This happens with embarrassing frequency: I lose track of days/weeks. I show up at hostels a day early, book hotels for a day later than I need them, or I will open my planner to discover that I have an extra weekend that I didn’t realize I had!
Obviously, this realization is a rather joyous one, even though it derailed any hopes of early afternoon productivity. I immediately lept into adventure planning mode! I have all the raw materials needed for a fun adventure – a bike, a bivy, some gear, and unquenching desire to explore.
Also, Sweden has an amazing “freedom to roam” laws, meaning you have the right to roam the Swedish countryside in peace. This is incredible and in contrast to many countries where such wanderings are forbidden in a range of access/trespassing laws. In Sweden, you are allowed to access any land (except private residences, their immediate surroundings, and cultivated land). You are able to put up a tent AND allowed to light a campfire! Things that are also permitted include collecting mushrooms, berries, and flowers, or catching fish on the coast or in a number of the lakes. (Source: The Swedish Environmental Protection Agency)
I have not yet adjusted to the European/UK pattern of holidays and my aforementioned penchant for losing days means I keep being surprised by holidays (or “red days” as they are called in Sweden). However, my Canadian roots run deep, and the sacred May 2-4 weekend is emblazoned into my heart as the first weekend of the “summer.” Meaning it is the weekend when all city dwellers load cars with unwieldy coolers filled with beer and the raw materials for making s’mores and head out into the campgrounds of Ontario in order to possibly freeze/get carried off by black flies/have a grand time. The discovery that I had a free weekend AND it was May 2-4 gave me no choice but to plan a cycle tour/camping trip!
I had initially mapped out an ambitious route, but after an after-work event on Friday got a little more riotous than I expected (free prosecco. need I say more?), I scaled back on my plans.

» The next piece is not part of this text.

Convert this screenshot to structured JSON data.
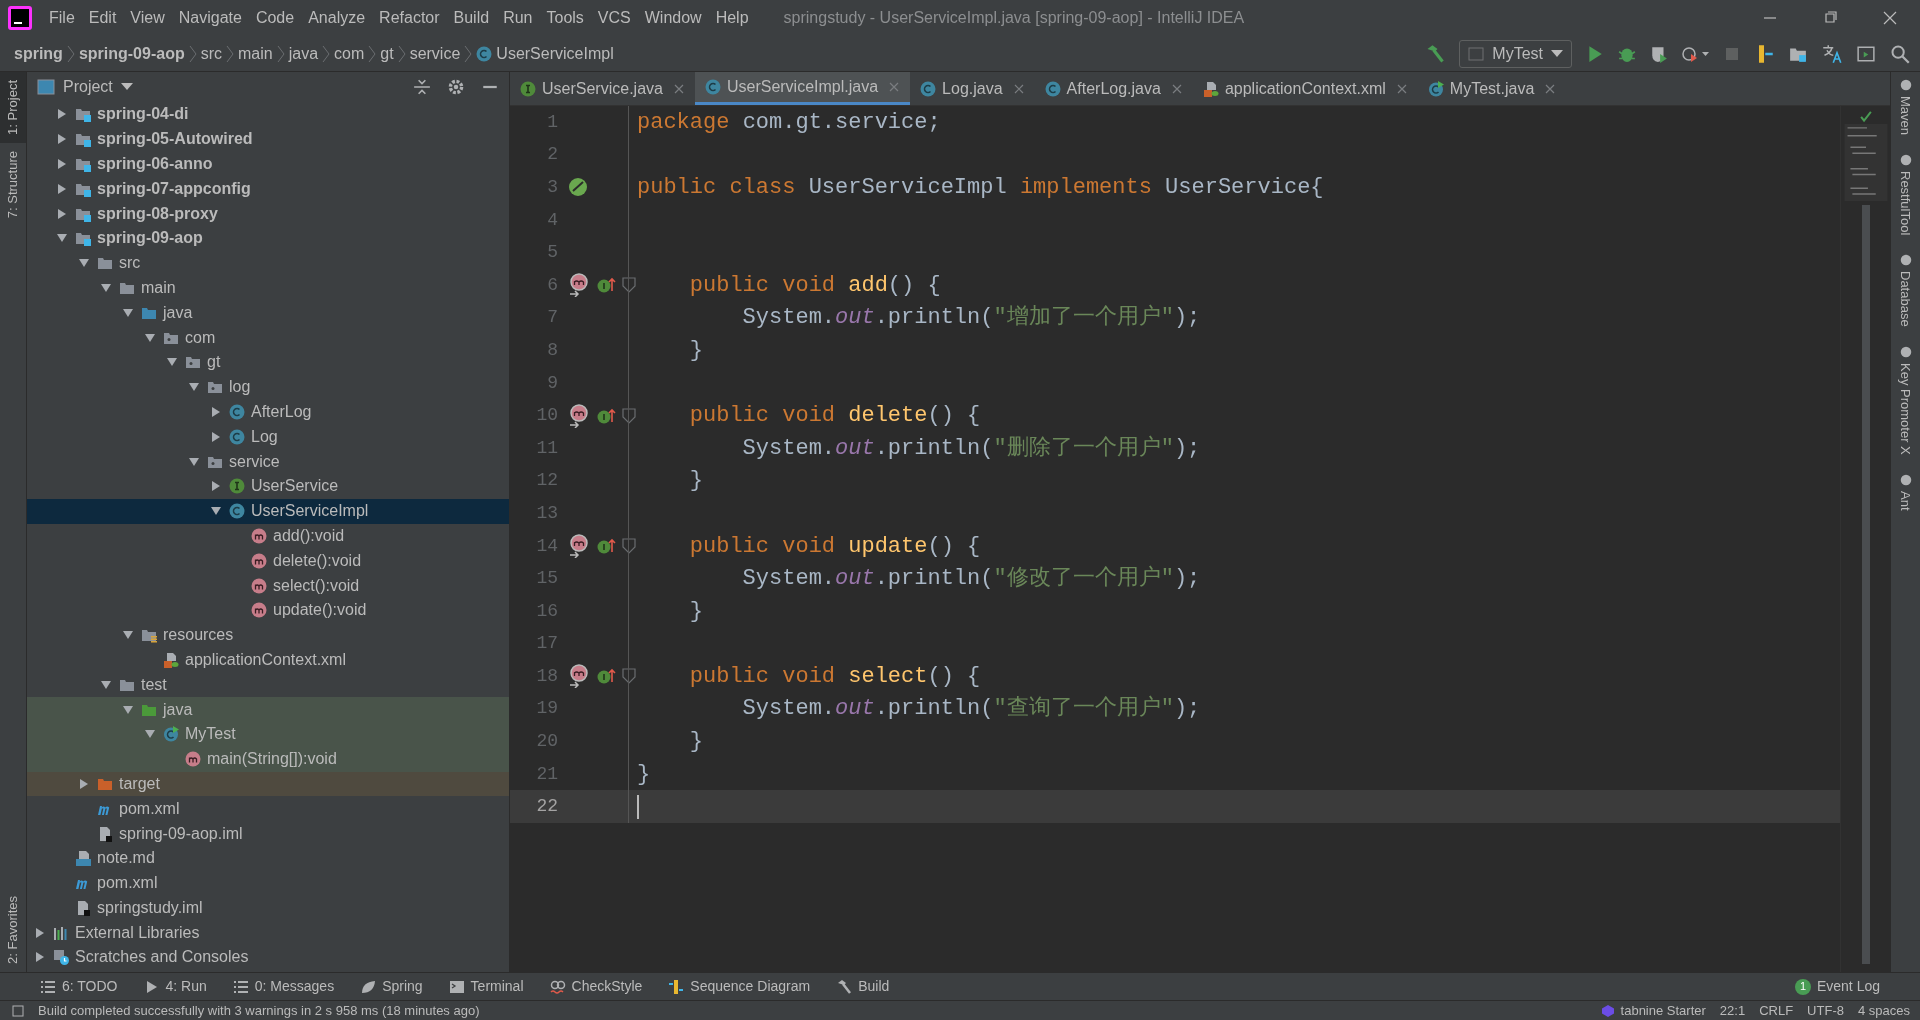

Instead of heading out for marathon distances, I messaged a friend and within a few hours, we had essentials loaded on our bikes and were setting off in search of a slice of nature.
I have not quite finished sewing my bike packing kit (I am planning to make a rear hoster for a drybag), so my makeshift solution was to strap two dry bags to the front and utilize the amazing frame bag made by my sis! While some of my camping essentials are still stranded in London, Nika was able to fill the gaps (like a stove & pot), so this is my non-exhaustive packing list:
Sea to Summit bag (black / grey): Sleeping bag, bivy sac, thermarest
Orange drybag: Down jacket, sleeping socks, wool hat. Mitts. Basically all the extra warmth.
Frame bag: Extra tube, tools, lock, lighter, flashlight, water bottles, journal & pen, harmonica.
I also had a small backpack for my wallet and camera (and later to shove in a few groceries). Ideally, adding a rear bag to this setup will eliminate the need for me to carry stuff on my back.
We were both pretty keen to hit the road! We rode around 20km to find this beautiful spot on Ekerö, which had our own secluded piece of forest, shore, complete with a half-sunken wooden boat for extra ambiance. Celebratory ice cream! And a few moments of tranquil time to sit, and think, and soak in the sound of the water lapping at the shore. And a little harmonica. I recently decided that the uke is far to large for bike touring, so I have switched to the harmonica. I am making slow progress expanding my repertoire. (which I am sure the poor sods which share an apartment wall would attest to). I think many of the songs I play are vaguely recognizable… Dinner time! We enjoyed a hearty dinner of some sort of lentil/barley/pumpkin seeds/mushroom concoction which was a delight. The addition of soy dogs made it practically gourmet! With a bottle of Redemption, a folkol (low alcohol beer) which had been chilling in our spare tire sea fridge. The site we chose had an abundance of dry wood, so it was clear that my campfire goals might be possible. For someone who has spent a lot of time camping/hiking, I can probably count on my hands the number of fires I have been solely responsible for. I have often camped with other competent woodsmen/women and on my solo trips, there is usually no fires allowed. Even though Nika happens to be one of these exceptionally competent firemasters, she allowed me to take charge of the fire and gave me some really helpful tips. Soon we had a MAGNIFICANT fire! Which, obviously, means S’MORES!!!!I did not bring any sort of camp shoes, so within minutes, I was in my natural dirt squirrel state. It was the warm, calm sort of pre-summer night where the bugs have not bothered to arrive yet, so I could enjoy a night without a tarp to soak in the fresh air. As night fell and the stars began to peek out between the bits of puffy clouds, I hunkered down into my bivy nest and went to sleep. This morning was also clear and warm, so I luxuriated whilst sipping yogurt. Eventually, I saddled up the pony and made my way home.
It was pretty much the perfect escape.